Dataset items:
##########
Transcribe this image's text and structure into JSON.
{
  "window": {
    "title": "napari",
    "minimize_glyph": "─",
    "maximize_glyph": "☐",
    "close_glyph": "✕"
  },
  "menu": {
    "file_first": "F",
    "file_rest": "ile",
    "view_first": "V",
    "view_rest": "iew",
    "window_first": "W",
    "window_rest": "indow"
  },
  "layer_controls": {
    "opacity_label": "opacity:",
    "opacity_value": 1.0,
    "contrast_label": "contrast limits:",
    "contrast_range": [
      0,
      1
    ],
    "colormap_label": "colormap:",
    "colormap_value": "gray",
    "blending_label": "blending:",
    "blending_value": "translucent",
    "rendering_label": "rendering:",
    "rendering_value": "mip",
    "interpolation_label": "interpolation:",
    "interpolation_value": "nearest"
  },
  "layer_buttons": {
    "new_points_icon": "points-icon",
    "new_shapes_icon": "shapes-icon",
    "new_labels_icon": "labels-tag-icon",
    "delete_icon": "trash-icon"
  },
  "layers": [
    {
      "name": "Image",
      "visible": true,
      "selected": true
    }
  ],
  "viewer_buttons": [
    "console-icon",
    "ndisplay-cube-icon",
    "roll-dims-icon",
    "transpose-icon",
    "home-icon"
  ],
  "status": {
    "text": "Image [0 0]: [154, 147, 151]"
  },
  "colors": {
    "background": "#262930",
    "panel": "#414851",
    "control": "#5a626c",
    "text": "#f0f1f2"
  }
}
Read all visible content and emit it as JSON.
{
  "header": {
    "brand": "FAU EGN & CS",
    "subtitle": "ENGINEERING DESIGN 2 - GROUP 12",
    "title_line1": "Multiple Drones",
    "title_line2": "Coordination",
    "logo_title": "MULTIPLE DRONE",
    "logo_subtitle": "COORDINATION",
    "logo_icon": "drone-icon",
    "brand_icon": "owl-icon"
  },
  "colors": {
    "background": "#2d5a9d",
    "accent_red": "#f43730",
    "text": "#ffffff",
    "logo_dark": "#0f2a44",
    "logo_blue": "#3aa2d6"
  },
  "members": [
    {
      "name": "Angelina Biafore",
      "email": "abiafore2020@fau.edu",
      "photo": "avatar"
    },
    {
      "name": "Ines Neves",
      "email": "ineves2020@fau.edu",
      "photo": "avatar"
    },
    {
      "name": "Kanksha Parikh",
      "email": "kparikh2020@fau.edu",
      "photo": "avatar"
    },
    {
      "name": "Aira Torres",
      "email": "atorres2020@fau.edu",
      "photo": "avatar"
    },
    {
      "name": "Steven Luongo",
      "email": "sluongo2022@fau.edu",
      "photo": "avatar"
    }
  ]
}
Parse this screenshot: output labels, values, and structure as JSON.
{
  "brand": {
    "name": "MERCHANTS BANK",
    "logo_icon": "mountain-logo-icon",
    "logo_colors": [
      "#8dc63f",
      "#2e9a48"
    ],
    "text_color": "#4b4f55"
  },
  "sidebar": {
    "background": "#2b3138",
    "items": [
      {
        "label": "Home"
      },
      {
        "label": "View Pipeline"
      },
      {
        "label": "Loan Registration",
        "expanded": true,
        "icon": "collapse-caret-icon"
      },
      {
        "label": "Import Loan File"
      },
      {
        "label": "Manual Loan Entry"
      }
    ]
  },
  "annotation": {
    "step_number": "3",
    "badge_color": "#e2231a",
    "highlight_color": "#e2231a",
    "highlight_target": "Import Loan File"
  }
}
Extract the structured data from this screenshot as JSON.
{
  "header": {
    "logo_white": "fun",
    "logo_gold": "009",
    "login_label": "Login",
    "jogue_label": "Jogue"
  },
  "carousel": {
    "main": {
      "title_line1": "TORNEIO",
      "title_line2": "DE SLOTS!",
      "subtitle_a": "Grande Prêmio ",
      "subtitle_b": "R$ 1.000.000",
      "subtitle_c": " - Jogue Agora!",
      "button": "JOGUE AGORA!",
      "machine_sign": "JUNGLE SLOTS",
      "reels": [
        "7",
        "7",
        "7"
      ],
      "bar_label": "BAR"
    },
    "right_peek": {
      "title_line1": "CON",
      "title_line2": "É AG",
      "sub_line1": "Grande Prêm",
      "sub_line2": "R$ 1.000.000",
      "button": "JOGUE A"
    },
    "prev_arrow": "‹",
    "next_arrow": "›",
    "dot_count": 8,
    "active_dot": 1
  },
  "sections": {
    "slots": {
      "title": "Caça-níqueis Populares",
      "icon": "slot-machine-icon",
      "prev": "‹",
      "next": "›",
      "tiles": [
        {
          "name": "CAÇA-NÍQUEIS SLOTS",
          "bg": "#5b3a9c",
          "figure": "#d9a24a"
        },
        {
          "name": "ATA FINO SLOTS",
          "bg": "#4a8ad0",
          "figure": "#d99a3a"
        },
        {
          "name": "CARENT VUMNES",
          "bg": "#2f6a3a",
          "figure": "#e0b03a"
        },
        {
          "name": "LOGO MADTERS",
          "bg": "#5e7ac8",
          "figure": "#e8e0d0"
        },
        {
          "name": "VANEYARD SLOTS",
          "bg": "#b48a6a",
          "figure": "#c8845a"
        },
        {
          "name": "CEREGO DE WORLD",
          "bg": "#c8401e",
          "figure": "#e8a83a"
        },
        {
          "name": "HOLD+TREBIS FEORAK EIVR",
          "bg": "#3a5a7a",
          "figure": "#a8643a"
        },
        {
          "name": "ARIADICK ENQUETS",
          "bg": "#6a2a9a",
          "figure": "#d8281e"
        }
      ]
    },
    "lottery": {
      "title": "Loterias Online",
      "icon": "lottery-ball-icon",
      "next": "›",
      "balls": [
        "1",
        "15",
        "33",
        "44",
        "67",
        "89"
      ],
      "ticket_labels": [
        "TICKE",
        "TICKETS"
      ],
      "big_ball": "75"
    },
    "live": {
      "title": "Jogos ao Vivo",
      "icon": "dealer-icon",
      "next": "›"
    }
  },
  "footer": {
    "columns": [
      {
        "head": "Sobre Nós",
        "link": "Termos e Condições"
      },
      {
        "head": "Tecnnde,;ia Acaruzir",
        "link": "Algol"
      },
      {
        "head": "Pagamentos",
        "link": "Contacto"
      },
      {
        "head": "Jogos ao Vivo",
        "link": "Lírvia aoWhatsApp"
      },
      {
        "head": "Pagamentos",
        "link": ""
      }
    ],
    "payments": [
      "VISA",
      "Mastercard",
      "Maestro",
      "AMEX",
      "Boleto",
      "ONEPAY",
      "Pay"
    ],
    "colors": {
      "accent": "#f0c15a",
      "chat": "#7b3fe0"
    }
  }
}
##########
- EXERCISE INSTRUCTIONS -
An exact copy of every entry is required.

- EXERCISE OUTPUT -
Transcribe this image's text and structure into JSON.
{
  "window": {
    "title": "napari",
    "minimize_glyph": "─",
    "maximize_glyph": "☐",
    "close_glyph": "✕"
  },
  "menu": {
    "file_first": "F",
    "file_rest": "ile",
    "view_first": "V",
    "view_rest": "iew",
    "window_first": "W",
    "window_rest": "indow"
  },
  "layer_controls": {
    "opacity_label": "opacity:",
    "opacity_value": 1.0,
    "contrast_label": "contrast limits:",
    "contrast_range": [
      0,
      1
    ],
    "colormap_label": "colormap:",
    "colormap_value": "gray",
    "blending_label": "blending:",
    "blending_value": "translucent",
    "rendering_label": "rendering:",
    "rendering_value": "mip",
    "interpolation_label": "interpolation:",
    "interpolation_value": "nearest"
  },
  "layer_buttons": {
    "new_points_icon": "points-icon",
    "new_shapes_icon": "shapes-icon",
    "new_labels_icon": "labels-tag-icon",
    "delete_icon": "trash-icon"
  },
  "layers": [
    {
      "name": "Image",
      "visible": true,
      "selected": true
    }
  ],
  "viewer_buttons": [
    "console-icon",
    "ndisplay-cube-icon",
    "roll-dims-icon",
    "transpose-icon",
    "home-icon"
  ],
  "status": {
    "text": "Image [0 0]: [154, 147, 151]"
  },
  "colors": {
    "background": "#262930",
    "panel": "#414851",
    "control": "#5a626c",
    "text": "#f0f1f2"
  }
}
Read all visible content and emit it as JSON.
{
  "header": {
    "brand": "FAU EGN & CS",
    "subtitle": "ENGINEERING DESIGN 2 - GROUP 12",
    "title_line1": "Multiple Drones",
    "title_line2": "Coordination",
    "logo_title": "MULTIPLE DRONE",
    "logo_subtitle": "COORDINATION",
    "logo_icon": "drone-icon",
    "brand_icon": "owl-icon"
  },
  "colors": {
    "background": "#2d5a9d",
    "accent_red": "#f43730",
    "text": "#ffffff",
    "logo_dark": "#0f2a44",
    "logo_blue": "#3aa2d6"
  },
  "members": [
    {
      "name": "Angelina Biafore",
      "email": "abiafore2020@fau.edu",
      "photo": "avatar"
    },
    {
      "name": "Ines Neves",
      "email": "ineves2020@fau.edu",
      "photo": "avatar"
    },
    {
      "name": "Kanksha Parikh",
      "email": "kparikh2020@fau.edu",
      "photo": "avatar"
    },
    {
      "name": "Aira Torres",
      "email": "atorres2020@fau.edu",
      "photo": "avatar"
    },
    {
      "name": "Steven Luongo",
      "email": "sluongo2022@fau.edu",
      "photo": "avatar"
    }
  ]
}
Parse this screenshot: output labels, values, and structure as JSON.
{
  "brand": {
    "name": "MERCHANTS BANK",
    "logo_icon": "mountain-logo-icon",
    "logo_colors": [
      "#8dc63f",
      "#2e9a48"
    ],
    "text_color": "#4b4f55"
  },
  "sidebar": {
    "background": "#2b3138",
    "items": [
      {
        "label": "Home"
      },
      {
        "label": "View Pipeline"
      },
      {
        "label": "Loan Registration",
        "expanded": true,
        "icon": "collapse-caret-icon"
      },
      {
        "label": "Import Loan File"
      },
      {
        "label": "Manual Loan Entry"
      }
    ]
  },
  "annotation": {
    "step_number": "3",
    "badge_color": "#e2231a",
    "highlight_color": "#e2231a",
    "highlight_target": "Import Loan File"
  }
}
Extract the structured data from this screenshot as JSON.
{
  "header": {
    "logo_white": "fun",
    "logo_gold": "009",
    "login_label": "Login",
    "jogue_label": "Jogue"
  },
  "carousel": {
    "main": {
      "title_line1": "TORNEIO",
      "title_line2": "DE SLOTS!",
      "subtitle_a": "Grande Prêmio ",
      "subtitle_b": "R$ 1.000.000",
      "subtitle_c": " - Jogue Agora!",
      "button": "JOGUE AGORA!",
      "machine_sign": "JUNGLE SLOTS",
      "reels": [
        "7",
        "7",
        "7"
      ],
      "bar_label": "BAR"
    },
    "right_peek": {
      "title_line1": "CON",
      "title_line2": "É AG",
      "sub_line1": "Grande Prêm",
      "sub_line2": "R$ 1.000.000",
      "button": "JOGUE A"
    },
    "prev_arrow": "‹",
    "next_arrow": "›",
    "dot_count": 8,
    "active_dot": 1
  },
  "sections": {
    "slots": {
      "title": "Caça-níqueis Populares",
      "icon": "slot-machine-icon",
      "prev": "‹",
      "next": "›",
      "tiles": [
        {
          "name": "CAÇA-NÍQUEIS SLOTS",
          "bg": "#5b3a9c",
          "figure": "#d9a24a"
        },
        {
          "name": "ATA FINO SLOTS",
          "bg": "#4a8ad0",
          "figure": "#d99a3a"
        },
        {
          "name": "CARENT VUMNES",
          "bg": "#2f6a3a",
          "figure": "#e0b03a"
        },
        {
          "name": "LOGO MADTERS",
          "bg": "#5e7ac8",
          "figure": "#e8e0d0"
        },
        {
          "name": "VANEYARD SLOTS",
          "bg": "#b48a6a",
          "figure": "#c8845a"
        },
        {
          "name": "CEREGO DE WORLD",
          "bg": "#c8401e",
          "figure": "#e8a83a"
        },
        {
          "name": "HOLD+TREBIS FEORAK EIVR",
          "bg": "#3a5a7a",
          "figure": "#a8643a"
        },
        {
          "name": "ARIADICK ENQUETS",
          "bg": "#6a2a9a",
          "figure": "#d8281e"
        }
      ]
    },
    "lottery": {
      "title": "Loterias Online",
      "icon": "lottery-ball-icon",
      "next": "›",
      "balls": [
        "1",
        "15",
        "33",
        "44",
        "67",
        "89"
      ],
      "ticket_labels": [
        "TICKE",
        "TICKETS"
      ],
      "big_ball": "75"
    },
    "live": {
      "title": "Jogos ao Vivo",
      "icon": "dealer-icon",
      "next": "›"
    }
  },
  "footer": {
    "columns": [
      {
        "head": "Sobre Nós",
        "link": "Termos e Condições"
      },
      {
        "head": "Tecnnde,;ia Acaruzir",
        "link": "Algol"
      },
      {
        "head": "Pagamentos",
        "link": "Contacto"
      },
      {
        "head": "Jogos ao Vivo",
        "link": "Lírvia aoWhatsApp"
      },
      {
        "head": "Pagamentos",
        "link": ""
      }
    ],
    "payments": [
      "VISA",
      "Mastercard",
      "Maestro",
      "AMEX",
      "Boleto",
      "ONEPAY",
      "Pay"
    ],
    "colors": {
      "accent": "#f0c15a",
      "chat": "#7b3fe0"
    }
  }
}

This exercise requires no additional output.